ASSIGNED TASK: Copy each line that includes the string "Выделено" from the material into your answer.

DATA UNDER STUDY:
---------------

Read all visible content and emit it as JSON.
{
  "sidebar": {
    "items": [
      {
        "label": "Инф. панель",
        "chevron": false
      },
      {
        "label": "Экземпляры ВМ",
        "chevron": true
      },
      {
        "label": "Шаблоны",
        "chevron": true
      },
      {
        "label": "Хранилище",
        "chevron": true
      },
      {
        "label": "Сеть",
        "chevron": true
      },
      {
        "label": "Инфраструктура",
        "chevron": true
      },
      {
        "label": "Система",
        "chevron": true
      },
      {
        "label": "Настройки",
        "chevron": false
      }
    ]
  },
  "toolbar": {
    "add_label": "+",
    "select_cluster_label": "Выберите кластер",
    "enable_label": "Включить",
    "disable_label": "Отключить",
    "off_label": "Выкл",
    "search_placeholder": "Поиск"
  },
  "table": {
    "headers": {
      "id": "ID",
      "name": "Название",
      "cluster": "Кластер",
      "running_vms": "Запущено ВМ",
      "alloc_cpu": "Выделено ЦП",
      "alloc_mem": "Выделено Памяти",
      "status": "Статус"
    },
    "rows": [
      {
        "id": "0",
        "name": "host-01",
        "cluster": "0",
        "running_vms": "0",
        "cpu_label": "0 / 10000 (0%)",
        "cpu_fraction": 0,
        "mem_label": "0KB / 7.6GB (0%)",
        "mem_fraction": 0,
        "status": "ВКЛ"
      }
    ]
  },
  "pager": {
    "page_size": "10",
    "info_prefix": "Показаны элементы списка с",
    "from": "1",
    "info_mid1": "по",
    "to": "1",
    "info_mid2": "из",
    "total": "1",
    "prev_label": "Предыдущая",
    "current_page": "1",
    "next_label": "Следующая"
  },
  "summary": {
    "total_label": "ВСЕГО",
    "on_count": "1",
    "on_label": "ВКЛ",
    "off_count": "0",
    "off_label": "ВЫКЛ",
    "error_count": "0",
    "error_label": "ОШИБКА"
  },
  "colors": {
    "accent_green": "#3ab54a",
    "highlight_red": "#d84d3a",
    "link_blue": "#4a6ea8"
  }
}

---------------

RESULT OF THE EXERCISE:
      "alloc_cpu": "Выделено ЦП",
      "alloc_mem": "Выделено Памяти",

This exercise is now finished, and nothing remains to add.